Start of Records provided

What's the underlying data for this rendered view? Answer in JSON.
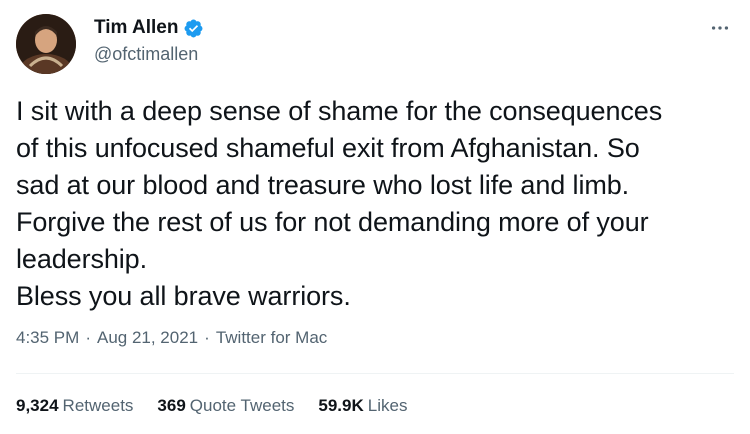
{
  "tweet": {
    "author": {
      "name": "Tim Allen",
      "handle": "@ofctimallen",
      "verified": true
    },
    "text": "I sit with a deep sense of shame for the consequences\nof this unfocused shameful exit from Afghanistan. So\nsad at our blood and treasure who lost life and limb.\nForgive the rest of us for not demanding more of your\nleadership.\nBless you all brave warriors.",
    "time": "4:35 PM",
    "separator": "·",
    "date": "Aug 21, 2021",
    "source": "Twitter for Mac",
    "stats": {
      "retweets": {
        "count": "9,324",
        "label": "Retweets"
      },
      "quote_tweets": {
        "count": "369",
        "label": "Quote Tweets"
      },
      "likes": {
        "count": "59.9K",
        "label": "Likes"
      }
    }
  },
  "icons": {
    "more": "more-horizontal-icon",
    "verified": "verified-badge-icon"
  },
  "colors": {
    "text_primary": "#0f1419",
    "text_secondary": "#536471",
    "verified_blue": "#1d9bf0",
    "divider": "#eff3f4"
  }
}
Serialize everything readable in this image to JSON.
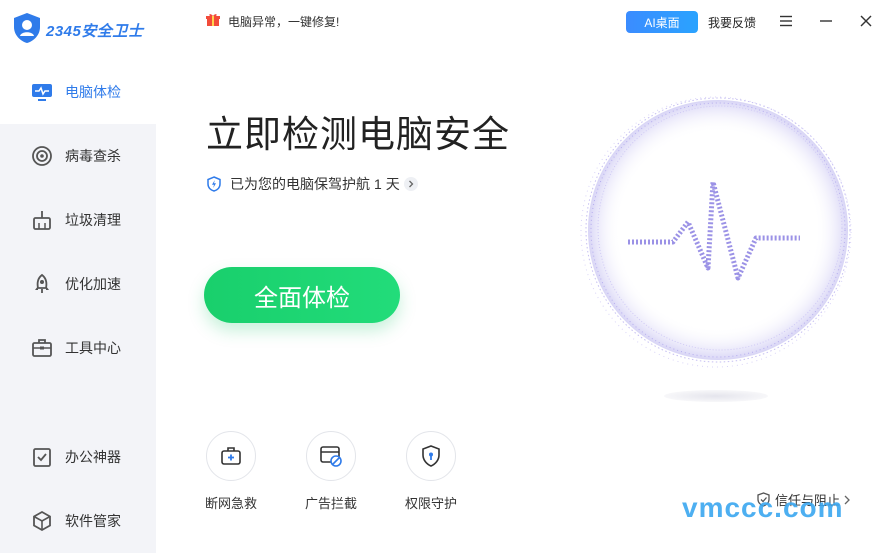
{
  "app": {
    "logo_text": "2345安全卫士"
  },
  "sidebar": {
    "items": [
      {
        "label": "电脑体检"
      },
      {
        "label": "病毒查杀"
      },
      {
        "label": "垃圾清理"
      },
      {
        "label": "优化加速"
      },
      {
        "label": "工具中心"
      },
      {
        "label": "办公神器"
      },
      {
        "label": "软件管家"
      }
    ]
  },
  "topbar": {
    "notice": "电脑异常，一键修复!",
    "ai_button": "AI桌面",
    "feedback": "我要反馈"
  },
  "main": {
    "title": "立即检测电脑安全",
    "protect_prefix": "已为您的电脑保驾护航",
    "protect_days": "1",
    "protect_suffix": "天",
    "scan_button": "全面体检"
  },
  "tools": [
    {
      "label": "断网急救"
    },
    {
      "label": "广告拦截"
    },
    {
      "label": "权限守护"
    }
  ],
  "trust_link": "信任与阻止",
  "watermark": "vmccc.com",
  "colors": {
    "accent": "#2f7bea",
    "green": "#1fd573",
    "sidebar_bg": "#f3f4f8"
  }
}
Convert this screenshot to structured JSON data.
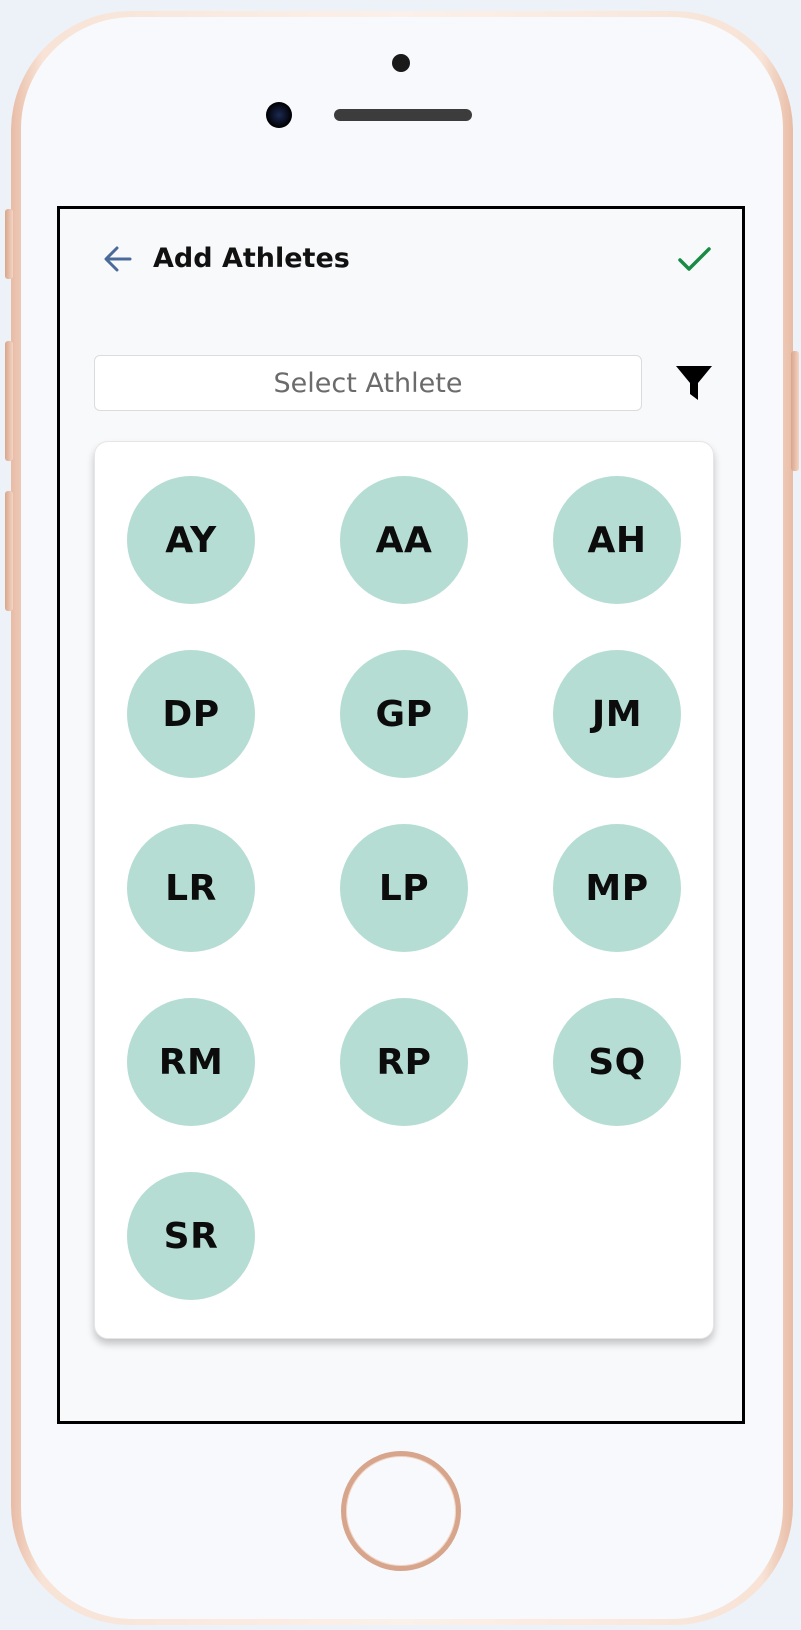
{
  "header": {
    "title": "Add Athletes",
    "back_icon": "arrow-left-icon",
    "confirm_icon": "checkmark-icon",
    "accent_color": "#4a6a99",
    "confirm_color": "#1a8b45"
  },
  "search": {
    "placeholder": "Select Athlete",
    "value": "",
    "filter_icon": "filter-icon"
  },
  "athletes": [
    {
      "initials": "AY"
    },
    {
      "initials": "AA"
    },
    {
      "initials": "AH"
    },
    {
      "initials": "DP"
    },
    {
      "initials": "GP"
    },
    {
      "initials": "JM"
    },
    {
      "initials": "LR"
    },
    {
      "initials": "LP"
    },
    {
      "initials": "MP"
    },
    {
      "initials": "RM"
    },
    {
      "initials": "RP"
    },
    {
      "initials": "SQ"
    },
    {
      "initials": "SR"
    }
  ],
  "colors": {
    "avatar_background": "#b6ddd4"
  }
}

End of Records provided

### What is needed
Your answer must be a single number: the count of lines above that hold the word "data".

### Final answer
2